largely under-reported and place an immense burden on the healthcare, fiscal and judicial systems. The first contact a victim of IPV has
with a medical practitioner may be the only opportunity to identify, record and preserve valuable evidence, as evidence not captured on this
occasion may be lost forever. The accuracy and quality of clinical notes taken at the time may be of paramount importance in facilitating
the administration of justice.
OBJECTIVES. (i) To investigate the adequacy of medicolegal note keeping by doctors in cases where subsequent legal proceedings may ensue;
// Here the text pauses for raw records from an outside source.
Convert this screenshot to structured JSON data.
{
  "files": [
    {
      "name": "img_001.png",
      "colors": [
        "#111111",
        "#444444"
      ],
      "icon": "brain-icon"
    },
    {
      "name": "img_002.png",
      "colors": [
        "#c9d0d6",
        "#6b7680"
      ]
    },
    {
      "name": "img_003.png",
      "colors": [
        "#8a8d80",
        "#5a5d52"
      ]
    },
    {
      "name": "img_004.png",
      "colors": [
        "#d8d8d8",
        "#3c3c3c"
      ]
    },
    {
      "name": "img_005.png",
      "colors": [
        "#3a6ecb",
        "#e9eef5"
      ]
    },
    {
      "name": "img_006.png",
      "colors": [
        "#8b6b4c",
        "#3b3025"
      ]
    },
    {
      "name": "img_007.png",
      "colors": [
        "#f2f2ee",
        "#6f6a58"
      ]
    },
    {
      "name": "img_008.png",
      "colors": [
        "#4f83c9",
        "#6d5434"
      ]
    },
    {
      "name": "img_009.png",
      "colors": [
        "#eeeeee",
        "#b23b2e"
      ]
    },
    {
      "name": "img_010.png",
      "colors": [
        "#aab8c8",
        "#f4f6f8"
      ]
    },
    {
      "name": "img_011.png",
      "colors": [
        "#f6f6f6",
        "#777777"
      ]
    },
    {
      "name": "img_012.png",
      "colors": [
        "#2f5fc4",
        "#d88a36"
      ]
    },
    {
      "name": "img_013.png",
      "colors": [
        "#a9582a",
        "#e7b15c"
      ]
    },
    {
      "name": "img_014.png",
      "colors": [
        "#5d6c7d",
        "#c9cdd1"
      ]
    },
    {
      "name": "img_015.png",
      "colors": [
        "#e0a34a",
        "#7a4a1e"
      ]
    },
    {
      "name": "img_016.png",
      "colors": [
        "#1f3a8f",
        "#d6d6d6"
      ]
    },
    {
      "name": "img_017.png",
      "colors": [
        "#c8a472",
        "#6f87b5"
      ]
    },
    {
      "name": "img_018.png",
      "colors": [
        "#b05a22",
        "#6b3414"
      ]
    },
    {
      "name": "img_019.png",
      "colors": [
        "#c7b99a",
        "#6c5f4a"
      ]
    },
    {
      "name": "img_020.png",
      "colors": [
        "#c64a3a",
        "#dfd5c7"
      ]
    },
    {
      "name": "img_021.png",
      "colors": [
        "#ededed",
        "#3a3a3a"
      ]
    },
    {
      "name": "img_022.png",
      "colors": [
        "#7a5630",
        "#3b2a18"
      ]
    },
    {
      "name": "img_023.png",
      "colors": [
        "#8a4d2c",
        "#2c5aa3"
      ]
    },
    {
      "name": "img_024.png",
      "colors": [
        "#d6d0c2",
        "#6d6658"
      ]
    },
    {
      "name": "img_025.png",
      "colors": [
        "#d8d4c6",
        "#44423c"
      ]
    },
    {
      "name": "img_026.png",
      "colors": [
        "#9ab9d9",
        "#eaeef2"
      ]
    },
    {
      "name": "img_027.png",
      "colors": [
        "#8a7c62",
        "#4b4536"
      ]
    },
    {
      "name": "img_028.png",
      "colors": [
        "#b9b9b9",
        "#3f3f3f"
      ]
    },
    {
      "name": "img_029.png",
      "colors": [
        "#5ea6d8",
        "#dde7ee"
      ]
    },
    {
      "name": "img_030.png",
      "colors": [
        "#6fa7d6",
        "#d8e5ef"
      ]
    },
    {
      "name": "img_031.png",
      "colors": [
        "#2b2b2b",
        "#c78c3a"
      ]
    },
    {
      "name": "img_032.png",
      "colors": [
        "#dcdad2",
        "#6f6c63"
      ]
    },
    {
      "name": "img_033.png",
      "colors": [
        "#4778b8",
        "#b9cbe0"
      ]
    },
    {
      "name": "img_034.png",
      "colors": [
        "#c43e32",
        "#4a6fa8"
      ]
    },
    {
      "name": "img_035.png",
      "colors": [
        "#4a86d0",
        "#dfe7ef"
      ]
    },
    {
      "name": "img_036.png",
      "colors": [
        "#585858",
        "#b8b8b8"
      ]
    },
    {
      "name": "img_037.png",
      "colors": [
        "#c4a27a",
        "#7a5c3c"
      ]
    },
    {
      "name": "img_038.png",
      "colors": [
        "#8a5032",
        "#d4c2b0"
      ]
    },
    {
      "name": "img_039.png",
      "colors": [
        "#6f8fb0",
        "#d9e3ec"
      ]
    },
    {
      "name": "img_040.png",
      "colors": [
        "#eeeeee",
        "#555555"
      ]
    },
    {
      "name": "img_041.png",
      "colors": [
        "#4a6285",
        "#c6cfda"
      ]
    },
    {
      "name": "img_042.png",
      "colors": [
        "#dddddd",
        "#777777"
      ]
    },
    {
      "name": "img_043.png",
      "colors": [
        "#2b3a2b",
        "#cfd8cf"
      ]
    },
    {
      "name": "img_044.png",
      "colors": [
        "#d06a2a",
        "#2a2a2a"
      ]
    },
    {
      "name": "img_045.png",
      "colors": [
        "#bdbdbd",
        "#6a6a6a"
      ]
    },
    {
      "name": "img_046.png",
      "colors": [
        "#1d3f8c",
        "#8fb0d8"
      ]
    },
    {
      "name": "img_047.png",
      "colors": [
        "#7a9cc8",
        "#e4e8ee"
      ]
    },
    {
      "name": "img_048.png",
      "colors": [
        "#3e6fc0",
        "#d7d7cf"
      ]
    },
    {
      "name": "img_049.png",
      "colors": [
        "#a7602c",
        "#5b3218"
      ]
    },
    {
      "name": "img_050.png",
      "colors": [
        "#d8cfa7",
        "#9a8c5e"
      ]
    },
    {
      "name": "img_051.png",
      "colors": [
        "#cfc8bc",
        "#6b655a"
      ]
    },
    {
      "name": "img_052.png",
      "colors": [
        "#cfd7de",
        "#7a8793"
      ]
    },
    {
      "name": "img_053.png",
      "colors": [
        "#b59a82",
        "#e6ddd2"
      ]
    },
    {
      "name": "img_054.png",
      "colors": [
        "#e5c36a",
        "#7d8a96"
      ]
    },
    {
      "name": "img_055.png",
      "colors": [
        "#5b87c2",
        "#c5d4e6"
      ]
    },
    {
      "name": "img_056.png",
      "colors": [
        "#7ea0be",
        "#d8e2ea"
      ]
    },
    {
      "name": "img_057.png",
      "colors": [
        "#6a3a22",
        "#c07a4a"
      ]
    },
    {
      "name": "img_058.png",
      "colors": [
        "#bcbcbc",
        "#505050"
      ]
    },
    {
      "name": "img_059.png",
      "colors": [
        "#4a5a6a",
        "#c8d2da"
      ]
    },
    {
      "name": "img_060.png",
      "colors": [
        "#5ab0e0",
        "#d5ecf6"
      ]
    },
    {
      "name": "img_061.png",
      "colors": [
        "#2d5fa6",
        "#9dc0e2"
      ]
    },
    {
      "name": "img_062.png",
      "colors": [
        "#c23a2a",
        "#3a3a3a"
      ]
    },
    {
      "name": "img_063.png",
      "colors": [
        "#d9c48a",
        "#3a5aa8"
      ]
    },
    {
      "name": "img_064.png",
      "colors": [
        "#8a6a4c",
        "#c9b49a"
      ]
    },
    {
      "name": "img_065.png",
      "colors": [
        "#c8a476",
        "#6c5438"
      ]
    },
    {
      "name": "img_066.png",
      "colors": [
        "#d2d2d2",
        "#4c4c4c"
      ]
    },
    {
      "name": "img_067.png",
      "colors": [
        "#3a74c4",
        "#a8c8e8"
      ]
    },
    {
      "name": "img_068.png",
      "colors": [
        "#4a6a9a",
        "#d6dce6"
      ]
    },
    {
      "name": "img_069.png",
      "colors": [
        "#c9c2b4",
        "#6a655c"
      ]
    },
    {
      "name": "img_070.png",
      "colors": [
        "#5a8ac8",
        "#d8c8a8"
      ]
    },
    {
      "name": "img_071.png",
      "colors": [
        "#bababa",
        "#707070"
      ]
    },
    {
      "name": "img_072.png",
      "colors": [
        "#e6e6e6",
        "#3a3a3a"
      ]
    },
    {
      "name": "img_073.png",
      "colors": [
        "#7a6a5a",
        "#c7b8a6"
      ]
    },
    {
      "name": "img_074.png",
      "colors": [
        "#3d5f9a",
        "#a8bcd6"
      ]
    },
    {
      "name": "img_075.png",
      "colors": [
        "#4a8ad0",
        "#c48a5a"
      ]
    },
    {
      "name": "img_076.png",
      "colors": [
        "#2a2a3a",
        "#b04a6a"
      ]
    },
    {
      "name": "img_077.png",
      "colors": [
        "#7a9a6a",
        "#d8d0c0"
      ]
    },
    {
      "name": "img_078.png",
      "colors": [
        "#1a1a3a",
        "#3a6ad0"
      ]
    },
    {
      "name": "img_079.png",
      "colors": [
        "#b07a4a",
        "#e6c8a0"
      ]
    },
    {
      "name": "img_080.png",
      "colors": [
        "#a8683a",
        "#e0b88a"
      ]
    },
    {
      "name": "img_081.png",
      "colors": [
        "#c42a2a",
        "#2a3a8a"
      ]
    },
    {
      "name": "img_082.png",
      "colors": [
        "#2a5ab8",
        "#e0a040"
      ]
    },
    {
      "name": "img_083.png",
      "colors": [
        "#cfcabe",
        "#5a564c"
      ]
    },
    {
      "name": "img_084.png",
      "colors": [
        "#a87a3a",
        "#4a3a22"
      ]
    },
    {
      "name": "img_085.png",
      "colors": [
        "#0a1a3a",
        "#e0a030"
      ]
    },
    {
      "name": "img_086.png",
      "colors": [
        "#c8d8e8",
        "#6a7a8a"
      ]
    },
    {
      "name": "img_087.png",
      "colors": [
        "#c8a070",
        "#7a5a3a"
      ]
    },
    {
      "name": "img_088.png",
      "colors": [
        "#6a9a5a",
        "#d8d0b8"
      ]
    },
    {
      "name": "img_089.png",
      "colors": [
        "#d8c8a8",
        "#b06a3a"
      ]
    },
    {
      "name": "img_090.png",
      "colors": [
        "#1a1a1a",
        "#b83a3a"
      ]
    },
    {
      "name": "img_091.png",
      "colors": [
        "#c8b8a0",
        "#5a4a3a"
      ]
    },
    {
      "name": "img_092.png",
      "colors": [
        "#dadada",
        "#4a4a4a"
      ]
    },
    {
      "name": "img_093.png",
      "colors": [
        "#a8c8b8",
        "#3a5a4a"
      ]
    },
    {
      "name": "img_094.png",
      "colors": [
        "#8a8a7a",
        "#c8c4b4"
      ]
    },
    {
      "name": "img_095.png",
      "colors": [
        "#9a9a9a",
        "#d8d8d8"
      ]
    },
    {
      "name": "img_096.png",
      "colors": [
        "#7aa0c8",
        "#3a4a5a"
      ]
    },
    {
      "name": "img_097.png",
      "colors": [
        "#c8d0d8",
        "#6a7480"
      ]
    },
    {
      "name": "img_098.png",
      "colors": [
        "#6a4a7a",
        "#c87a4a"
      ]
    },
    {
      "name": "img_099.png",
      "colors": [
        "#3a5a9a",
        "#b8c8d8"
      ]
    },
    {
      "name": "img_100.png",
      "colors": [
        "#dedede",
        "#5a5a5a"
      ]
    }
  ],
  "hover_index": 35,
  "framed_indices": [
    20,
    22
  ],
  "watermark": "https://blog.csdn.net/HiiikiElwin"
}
and (ii) to apprise clinicians of their shared responsibility in contributing to the administration of justice through both appropriate patient
management and objective and contemporaneous recording of findings from a medicolegal perspective.
METHODS. A prospective descriptive study was conducted over a period of 18 months from 2016 to 2018. The investigators reviewed patient
files and critically appraised first-contact clinical notes in fatal-outcome cases of IPV admitted to the Pretoria Medico-Legal Laboratory
during the study period. The cases were reviewed using rubrics specifically designed by the investigators to critically but consistently assess
the adequacy of documentation of the medicolegal aspects applicable to each case.
RESULTS. One hundred cases met the defined criteria for inclusion in the study. The victims were predominantly male (98%), and most (79%)
were aged <40 years. Blunt-force injuries were the most frequent type of injury (43%), while gunshot wounds accounted for 36% of cases
and sharp-force injuries were documented in 11%. Insufficient medicolegal documentation, wound description and evidence collection, by
medical practitioners, was identified across all wounding modalities in the study sample.
CONCLUSIONS. This study showed that medicolegal documentation in cases of IPV is suboptimal, with many important parameters not being
routinely recorded, which is likely to impact negatively on criminal investigations and downstream legal proceedings. Greater emphasis on
these issues is required during the undergraduate training of healthcare workers in a society as severely afflicted by IPV as SA. Although
this study focused on fatal-outcome cases, these conclusions are equally applicable to many more cases where investigators, prosecutors and
presiding judicial officers may be dependent on findings contemporaneously and objectively recorded by medical professionals.